Dreamscape is an interactive narrative based on dreams, imagination and reflection. I have, for a while, been curious about how the process of dreaming impacts our mental health, life goals and self-actualisation. I wanted the narrative to concentrate on the sensory, cognitive and the emotional, just like all dreams do.
Classroom Project developed for Narrative & Dynamic Systems at ParsonsProject Duration: 1 week (Feb 2022)
Developed using Twine
The protagonist is a filmmaking student who is on the hunt for internships. Their relationship with their partner isn’t on the best of terms either. They write their thoughts and feelings down in their diary which gives players sufficient context to begin the game. It is from the point that the protagonist sleeps that the player interaction begins. Through the story, the protagonist combats their self-doubt and in the end, wakes up with hope and confidence to face challenges.
This game actually involved a lot of secondary research into the following aspects:
- The human sleep cycle and comprising stages
- Types of dreams and what they can mean from a psychological point of view
- How to interpret one’s own dreams
- What the most common types of dreams were
- REM cycle and lucid dreaming
- Recollecting dreams based on sleep and wake conditions
Another reason I continued working with this theme is the stark difference between dreams, an output of the REM (rapid eye movement) cycle and daydreaming. With dreams when one is sleeping, everything is involuntary and even suppressed memories or worries come to light. The dreamer has no say and anything can happen. Daydreams, on the other hand, are more controlled and aspirational as a means to escape from the present reality.
This ensured a good, chunky theme for me to build my narrative on. I was very keen on exploiting the ‘bizarreness’ and the crazy, weird things people do in dreams. Since literally anything could happen in the constituent dream sequences, I felt this proved to be a constraint to the design process to a certain extent. The realm of possibilities was too vast and I wish I had a more rigid framework with rules outlining what can and cannot happen within a dream.
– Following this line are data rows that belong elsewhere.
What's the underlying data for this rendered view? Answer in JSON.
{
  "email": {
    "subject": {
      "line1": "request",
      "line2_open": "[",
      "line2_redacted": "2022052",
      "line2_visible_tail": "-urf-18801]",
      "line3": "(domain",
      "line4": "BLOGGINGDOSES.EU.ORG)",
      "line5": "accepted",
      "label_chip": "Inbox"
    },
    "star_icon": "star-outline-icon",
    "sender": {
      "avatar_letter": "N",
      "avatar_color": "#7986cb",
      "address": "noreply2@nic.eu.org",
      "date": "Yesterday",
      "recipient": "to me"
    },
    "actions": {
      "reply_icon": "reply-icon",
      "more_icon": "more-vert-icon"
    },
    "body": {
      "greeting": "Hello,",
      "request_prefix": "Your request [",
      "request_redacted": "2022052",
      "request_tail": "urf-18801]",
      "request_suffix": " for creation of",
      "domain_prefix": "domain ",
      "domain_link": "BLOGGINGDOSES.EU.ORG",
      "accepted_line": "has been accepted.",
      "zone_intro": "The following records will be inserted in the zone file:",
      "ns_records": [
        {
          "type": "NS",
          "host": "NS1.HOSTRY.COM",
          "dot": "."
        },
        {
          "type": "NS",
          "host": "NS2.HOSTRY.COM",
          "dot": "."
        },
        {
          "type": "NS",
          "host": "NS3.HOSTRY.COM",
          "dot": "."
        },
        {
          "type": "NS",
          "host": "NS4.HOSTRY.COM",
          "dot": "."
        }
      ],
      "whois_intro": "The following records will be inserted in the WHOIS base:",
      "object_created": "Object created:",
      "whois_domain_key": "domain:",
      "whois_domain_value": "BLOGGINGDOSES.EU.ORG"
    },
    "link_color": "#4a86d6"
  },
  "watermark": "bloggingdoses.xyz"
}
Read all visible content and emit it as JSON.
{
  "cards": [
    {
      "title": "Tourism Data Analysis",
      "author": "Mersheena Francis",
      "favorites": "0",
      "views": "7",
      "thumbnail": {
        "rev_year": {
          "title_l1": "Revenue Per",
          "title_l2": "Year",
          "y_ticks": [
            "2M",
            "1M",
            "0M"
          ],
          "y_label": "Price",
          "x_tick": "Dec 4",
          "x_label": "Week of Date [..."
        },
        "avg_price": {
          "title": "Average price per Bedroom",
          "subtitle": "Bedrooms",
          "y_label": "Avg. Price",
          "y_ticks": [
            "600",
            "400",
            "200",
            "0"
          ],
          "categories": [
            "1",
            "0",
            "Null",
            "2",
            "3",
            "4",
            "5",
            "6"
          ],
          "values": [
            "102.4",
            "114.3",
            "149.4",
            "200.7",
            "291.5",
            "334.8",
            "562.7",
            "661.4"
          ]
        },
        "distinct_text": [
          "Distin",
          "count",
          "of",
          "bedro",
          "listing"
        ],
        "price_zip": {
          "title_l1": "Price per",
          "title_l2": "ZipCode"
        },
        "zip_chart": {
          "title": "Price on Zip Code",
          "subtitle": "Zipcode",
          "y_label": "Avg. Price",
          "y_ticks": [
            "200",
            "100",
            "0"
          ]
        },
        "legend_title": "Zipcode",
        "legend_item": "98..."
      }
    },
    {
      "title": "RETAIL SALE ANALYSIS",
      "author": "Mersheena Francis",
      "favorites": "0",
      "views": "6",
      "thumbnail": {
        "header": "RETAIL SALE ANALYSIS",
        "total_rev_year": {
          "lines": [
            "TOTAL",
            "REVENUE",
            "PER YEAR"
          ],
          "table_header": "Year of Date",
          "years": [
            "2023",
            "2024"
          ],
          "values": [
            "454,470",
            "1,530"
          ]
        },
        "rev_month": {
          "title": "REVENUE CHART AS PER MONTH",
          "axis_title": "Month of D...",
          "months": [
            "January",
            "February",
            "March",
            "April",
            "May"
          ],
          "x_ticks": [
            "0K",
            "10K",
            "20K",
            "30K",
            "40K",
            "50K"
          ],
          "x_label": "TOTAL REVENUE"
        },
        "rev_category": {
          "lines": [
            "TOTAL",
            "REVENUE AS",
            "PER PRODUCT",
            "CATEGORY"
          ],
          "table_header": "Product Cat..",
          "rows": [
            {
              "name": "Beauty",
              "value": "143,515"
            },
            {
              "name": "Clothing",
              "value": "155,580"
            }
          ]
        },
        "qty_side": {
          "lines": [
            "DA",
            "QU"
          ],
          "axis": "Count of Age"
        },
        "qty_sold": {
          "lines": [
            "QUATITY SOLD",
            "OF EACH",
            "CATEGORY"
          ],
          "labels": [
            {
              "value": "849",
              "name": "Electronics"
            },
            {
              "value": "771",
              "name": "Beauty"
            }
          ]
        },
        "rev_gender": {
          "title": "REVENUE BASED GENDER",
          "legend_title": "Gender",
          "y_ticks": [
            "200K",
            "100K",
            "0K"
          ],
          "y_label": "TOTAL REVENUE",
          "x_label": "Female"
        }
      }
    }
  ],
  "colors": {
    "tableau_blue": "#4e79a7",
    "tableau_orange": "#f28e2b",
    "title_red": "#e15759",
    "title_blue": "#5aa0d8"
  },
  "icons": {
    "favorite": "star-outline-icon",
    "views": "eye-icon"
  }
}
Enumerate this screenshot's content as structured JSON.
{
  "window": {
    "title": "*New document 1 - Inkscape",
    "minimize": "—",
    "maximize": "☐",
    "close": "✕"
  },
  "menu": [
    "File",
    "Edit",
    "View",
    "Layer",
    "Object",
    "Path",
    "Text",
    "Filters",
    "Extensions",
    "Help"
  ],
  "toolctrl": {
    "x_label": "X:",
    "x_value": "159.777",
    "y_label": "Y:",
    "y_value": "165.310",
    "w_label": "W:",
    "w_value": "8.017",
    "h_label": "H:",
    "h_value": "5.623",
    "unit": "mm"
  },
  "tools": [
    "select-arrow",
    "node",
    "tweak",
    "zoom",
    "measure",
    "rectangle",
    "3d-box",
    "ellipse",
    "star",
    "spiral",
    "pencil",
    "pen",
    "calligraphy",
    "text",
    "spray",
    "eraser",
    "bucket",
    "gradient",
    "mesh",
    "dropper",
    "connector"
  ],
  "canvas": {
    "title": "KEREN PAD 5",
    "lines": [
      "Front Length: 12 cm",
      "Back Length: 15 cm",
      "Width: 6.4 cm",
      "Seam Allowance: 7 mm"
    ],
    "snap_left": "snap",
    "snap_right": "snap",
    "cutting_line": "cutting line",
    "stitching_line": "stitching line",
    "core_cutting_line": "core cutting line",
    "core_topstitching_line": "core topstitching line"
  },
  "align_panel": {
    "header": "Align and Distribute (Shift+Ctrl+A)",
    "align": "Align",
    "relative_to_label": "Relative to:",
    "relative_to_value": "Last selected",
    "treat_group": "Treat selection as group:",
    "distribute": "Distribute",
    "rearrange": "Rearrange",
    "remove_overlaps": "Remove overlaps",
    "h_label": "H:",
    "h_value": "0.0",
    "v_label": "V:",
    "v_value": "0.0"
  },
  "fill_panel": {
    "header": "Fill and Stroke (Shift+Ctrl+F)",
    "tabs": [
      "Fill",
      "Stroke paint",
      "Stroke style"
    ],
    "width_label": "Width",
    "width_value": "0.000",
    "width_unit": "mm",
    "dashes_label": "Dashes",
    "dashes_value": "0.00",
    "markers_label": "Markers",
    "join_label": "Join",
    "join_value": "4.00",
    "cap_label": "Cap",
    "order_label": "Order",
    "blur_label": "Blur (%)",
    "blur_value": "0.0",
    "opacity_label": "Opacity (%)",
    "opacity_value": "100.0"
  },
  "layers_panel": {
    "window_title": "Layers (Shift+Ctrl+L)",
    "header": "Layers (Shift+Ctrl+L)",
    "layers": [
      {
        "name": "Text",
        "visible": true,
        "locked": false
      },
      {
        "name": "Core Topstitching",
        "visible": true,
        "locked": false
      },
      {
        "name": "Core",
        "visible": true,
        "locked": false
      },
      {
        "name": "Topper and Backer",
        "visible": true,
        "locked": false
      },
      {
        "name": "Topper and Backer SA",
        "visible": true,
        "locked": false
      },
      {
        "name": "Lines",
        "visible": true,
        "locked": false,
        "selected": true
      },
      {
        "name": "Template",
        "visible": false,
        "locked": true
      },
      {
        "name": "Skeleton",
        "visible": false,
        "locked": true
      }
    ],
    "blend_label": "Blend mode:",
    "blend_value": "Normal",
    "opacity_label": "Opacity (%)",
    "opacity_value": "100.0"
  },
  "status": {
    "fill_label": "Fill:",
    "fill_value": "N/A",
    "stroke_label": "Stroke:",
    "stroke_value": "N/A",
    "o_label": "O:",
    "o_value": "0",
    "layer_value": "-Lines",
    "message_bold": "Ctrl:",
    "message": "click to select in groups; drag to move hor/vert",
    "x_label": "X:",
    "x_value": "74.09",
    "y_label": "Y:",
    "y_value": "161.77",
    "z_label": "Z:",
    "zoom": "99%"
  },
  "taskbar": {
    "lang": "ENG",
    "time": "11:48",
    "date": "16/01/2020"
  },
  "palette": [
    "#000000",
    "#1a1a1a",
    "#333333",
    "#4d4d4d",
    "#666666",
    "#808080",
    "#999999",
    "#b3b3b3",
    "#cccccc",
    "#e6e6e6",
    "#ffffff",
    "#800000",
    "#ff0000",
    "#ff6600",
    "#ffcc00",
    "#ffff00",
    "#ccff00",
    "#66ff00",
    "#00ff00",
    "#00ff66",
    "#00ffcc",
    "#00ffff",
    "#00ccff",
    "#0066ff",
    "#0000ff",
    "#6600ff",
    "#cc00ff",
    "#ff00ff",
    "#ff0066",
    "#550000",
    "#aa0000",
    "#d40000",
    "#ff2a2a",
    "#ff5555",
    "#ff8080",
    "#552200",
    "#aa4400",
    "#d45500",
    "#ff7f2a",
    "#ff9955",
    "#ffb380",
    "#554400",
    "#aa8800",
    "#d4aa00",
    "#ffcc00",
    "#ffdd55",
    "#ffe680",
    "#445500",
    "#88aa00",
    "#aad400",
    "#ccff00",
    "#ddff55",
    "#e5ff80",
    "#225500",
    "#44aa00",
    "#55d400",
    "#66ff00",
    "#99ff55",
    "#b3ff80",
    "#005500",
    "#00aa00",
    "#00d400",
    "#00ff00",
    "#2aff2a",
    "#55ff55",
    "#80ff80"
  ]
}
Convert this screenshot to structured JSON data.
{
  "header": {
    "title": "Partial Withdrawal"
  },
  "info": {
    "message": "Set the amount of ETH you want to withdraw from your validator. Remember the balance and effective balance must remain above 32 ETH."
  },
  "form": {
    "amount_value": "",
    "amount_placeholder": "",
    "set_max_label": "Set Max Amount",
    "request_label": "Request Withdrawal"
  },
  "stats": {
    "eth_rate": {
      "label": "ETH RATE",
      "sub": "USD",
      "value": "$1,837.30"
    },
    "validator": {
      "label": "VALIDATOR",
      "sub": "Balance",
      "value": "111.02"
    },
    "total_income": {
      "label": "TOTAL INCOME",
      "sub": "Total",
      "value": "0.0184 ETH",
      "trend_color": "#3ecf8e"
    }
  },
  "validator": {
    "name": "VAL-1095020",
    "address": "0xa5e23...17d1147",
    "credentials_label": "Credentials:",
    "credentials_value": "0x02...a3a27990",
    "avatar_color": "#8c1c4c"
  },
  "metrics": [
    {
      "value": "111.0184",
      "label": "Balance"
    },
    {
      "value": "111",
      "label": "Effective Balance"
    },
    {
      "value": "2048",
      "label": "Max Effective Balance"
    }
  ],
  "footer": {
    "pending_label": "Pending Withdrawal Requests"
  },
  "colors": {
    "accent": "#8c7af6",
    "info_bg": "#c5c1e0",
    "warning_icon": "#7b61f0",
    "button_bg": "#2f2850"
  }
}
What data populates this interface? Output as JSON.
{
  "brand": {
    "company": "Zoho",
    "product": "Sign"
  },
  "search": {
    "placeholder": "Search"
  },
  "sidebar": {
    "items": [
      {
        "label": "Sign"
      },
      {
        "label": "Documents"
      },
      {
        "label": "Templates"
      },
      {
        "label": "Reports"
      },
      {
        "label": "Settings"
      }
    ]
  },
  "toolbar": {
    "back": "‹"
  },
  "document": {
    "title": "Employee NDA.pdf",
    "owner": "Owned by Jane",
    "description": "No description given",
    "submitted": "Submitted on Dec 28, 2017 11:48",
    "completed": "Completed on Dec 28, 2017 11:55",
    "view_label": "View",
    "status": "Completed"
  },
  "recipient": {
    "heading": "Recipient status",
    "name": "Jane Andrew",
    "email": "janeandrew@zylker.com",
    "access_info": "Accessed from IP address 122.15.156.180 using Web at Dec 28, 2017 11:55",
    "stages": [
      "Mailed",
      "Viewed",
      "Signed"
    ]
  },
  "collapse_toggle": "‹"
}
The number of choices given to the player at every stage are either two or three, but I had to restrain myself by not making them 5 wacky things the player can choose to do.
Use of Sound and Color
I used color and sound primarily as effects to support the player experience. Instead of adding accompanying images, I decided to use more descriptive language and focus instead on the layout and typography. I have played with the background color of the various passages so that ties well with the corresponding dream sequence (like sandy shade for the Indus Valley Civilization, a steely gray for the subway train, etc). This was possible with the use of passage tags and creating individual CSS classes and properties. I used sourced music and sound effects for the story. Again, each scenario has its background score or individual theme, interspersed with sound effects like splashing or human chatter. This was done in hopes to not only visually, but also auditorily transport the player from one sequence to the next.
Finding the right balance between randomness and consistency was a bit hard. The inherent nature of dreams is to be chaotic and wild. I had to make sure that a lack of strong narrative thread did not annoy or deter the player by:
Adding easter eggs or some recurring issues like the player’s headspace, the relationship with Adrian, and so on.
Designing engaging scenarios that players could empathise with they might have dreamt of some of these scenarios at some point
Tracking the player
The story tracks the number of rash or crazy decisions that the player makes throughout. The wilder, the further they will go. When the game starts, a variable, $crazy, is set to 0 and with every sane or boring decision that is made, the value is reduced by 1.
When it hits 0, the protagonist wakes up suddenly because of a loud alarm and cannot remember anything.
If the player continues the game, they will have a conversation with Mother Nature, gradually wake up on their own and be able to recollect and reflect.
In one scenario, the protagonist is completely naked in which case they realize that they are dreaming and wake up in shock.
When the player has a conversation in the train to find out that they are on the Train to Tomorrow, a boolean $isAware is set to true and the player has slightly more context about their dream for the rest of the narrative
Individually tracking the root cause of a dream would have been too cumbersome a process, so instead the protagonist is generally anxious and worries about what the future will hold. Feelings of unfulfillment, unpreparedness and helplessness are common threads in many types of dreams.